“Fortunately, the government recognises it might not always know what types of policy measures or what ways to address changing and innovation should be and so it looks to get that from the ecosystem,” says Burbidge.
The digital generation
Though many young people are growing up with knowledge of how to use technology, the term “digital native” clouds the difference between knowing to use technology and knowing the implications of using technology.
Many are concerned young people need to be taught about concepts such as digital ethics, data privacy, appropriate online behaviour and cyber security – topics Burbidge says take time for firms and policy makers to adapt to as technology adoption accelerates.
But she argues in many cases it will be younger people who will “ask the questions and help drive the other answers” because they are “fully immersed” in the technology ecosystem from a young age and have been experiencing the consequences.
“Since younger people are growing up digitally literate, I think they will also be more mindful,” she says. “They’ll be the ones feeling the effects more sensitively than us when it’s not quite second nature.”
Read more about digital skills
When trying to adapt to the changes technology makes to society, Burbidge thinks the UK’s efforts are some of the best for a country run by a central government.
Comparing the UK to the US, Burbidge, who was born and raised in the US, claims that although some of the states in the US are more “forward thinking”, the central government itself can be “abysmal” for adapting to and leading change.
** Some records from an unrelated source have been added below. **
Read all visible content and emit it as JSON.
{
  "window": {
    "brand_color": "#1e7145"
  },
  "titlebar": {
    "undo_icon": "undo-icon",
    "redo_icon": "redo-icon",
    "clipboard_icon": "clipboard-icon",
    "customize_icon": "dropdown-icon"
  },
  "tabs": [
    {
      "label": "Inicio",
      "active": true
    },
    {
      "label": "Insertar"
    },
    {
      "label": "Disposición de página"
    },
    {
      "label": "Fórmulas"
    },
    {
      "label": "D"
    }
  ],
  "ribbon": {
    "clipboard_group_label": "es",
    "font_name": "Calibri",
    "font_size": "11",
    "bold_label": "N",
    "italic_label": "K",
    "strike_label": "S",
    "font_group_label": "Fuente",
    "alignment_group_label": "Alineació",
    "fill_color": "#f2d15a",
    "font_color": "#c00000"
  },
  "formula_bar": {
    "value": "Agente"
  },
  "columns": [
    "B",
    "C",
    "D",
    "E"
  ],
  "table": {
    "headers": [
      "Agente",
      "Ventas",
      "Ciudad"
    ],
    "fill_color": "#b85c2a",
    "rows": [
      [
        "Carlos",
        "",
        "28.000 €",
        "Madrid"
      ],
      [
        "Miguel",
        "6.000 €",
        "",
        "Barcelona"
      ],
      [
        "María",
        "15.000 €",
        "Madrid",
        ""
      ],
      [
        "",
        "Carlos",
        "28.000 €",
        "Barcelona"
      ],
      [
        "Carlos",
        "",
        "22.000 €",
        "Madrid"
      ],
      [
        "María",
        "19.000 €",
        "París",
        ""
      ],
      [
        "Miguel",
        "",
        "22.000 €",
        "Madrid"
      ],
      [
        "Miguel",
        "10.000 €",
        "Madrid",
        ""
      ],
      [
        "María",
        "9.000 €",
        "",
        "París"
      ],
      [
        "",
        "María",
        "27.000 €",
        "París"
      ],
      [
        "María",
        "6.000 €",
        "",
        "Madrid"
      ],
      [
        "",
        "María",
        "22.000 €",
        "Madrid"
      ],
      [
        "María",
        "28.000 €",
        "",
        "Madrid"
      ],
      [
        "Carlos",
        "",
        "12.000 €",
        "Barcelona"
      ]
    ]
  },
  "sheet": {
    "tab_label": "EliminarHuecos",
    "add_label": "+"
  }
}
The UK “leads” in this, according to Burbidge, who claims that although Theresa May is not particularly “digitally minded”, policy makers in the government are still “continuing the good work that was started even before 2010” to make the UK more digitally focused.
Burbidge pointed out that one of the only meetings May had at the World Economic Forum 2018 in Davos was surrounding cyber security, ethics and artificial intelligence.
“She has a pretty fine line to walk with respect to national security, as well as supporting the digital economy,” says Burbidge, who claims the government recognises “the future of the UK economy depends on being in a supportive place for the digital sector”.